Rula Hroub, from the “Jordan is strong” party, is perhaps one of the most active members of Parliament. She has something smart to say at every session of Parliament. Her interventions are logical and her recommendations for text changes are practical, yet almost every single idea she presents in the House is voted down without any idea why.
Few argue convincingly against her ideas, yet when the speaker of the House calls for a vote, her suggestions repeatedly fail to get the needed votes. The situation has become so predictable that she started to begin her deliberations by saying: “I know this will not pass, but I need to say this for the record.”
Some argue that she and her two-person party must do more to lobby MPs for her ideas beforehand in order to succeed in getting the needed votes.
Whether lobbying would make a difference is debatable, but what is clear to all who follow the 17th Parliament deliberations is the strange decisions that are often taken and the sudden reversals that occur without any clarity or even attempt to set up such changes.
Perhaps the weirdest decision-making process was regarding the issue of the creation of the decentralisation council.
The government draft law called for 75 per cent of the members to be elected and the rest to be appointed by the executive branch.
A group of non-governmental organisations was formed last year with the expressed goal of working with members of Parliament to support a progressive decentralisation law. Every single MP was approached, invited to lunch, asked to attend public events in their communities with the goal of convincing them to vote for improving the draft law.
The idea was that elections should be the only way to choose members without appointments.
Another issue that was repeatedly discussed was the need to have a similar women’s quota in the decentralised councils, similar to the ones in municipalities or Parliament itself.
When the relevant clauses came up for a vote on Clause 17, the plenary indeed voted to scrap the idea of appointments and accepted that all council members will be elected.
Members of Parliament also agreed to a resolution presented by Jerash MP Wafaa Bani Mustafa to add 15 per cent members in the form of a women’s quota. Civil society celebrated this victory that was the result of months of lobbying efforts.
But the following day, after lunch and before closing the voting, the speaker suddenly asked members of Parliament to revote on Clause 17 again and before a count could be assessed, he declared that the changes had been voted down and that the draft government text for appointing 25 per cent of the members had been agreed to by the majority.
No discussion took place before that last-minute vote.
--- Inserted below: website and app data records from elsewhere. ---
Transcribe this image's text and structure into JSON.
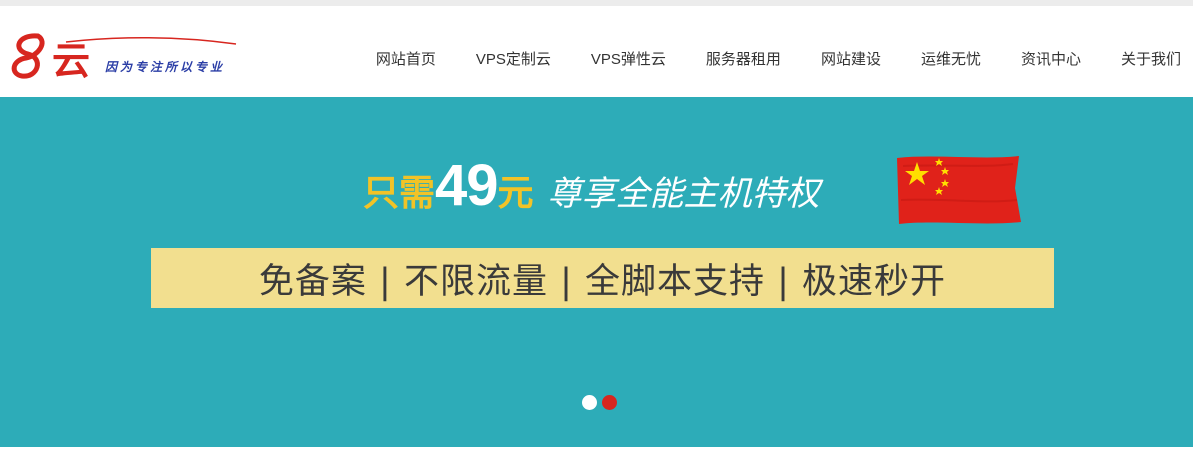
{
  "logo": {
    "mark_text": "云",
    "tagline": "因为专注所以专业",
    "colors": {
      "mark": "#d7261f",
      "tagline": "#2b3ea6"
    }
  },
  "nav": {
    "items": [
      {
        "label": "网站首页"
      },
      {
        "label": "VPS定制云"
      },
      {
        "label": "VPS弹性云"
      },
      {
        "label": "服务器租用"
      },
      {
        "label": "网站建设"
      },
      {
        "label": "运维无忧"
      },
      {
        "label": "资讯中心"
      },
      {
        "label": "关于我们"
      }
    ]
  },
  "banner": {
    "background_color": "#2dacb8",
    "headline_prefix": "只需",
    "headline_price": "49",
    "headline_unit": "元",
    "headline_slogan": "尊享全能主机特权",
    "features_text": "免备案 |  不限流量 | 全脚本支持 | 极速秒开",
    "flag_icon": "china-flag-icon",
    "colors": {
      "accent_yellow": "#f2c327",
      "feature_bar": "#f2df8f",
      "active_dot": "#d7261f"
    },
    "carousel": {
      "slides": 2,
      "active_index": 2
    }
  }
}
No one explained to the members why they had to go back on a decision that was duly discussed within the committee and the plenary, and voted on freely.
Also, no one knows exactly who voted for it, since Parliamentarians rarely use the electronic voting system at their disposal.
The Parliament does not present the names of those who vote for or against any single resolution unless the vote is questioned by fellow members of Parliament.
Immediately after the vote, the decentralisation law was passed and the session was adjourned. The only obstacle that remains now is the senate, which is made up of former officials that are appointed by Royal Decree.
The last-minute change of the above vote has turned a victory of the people into a defeat and shows the fact that Parliament is not as independent as the Constitution has called for it to be.
Some would argue that a bad decentralisation law is better than no law and that once a better election law is passed Parliament will be more representative of the will of the people.
Until then, it is difficult to be too thrilled about the tiny reform steps taking place.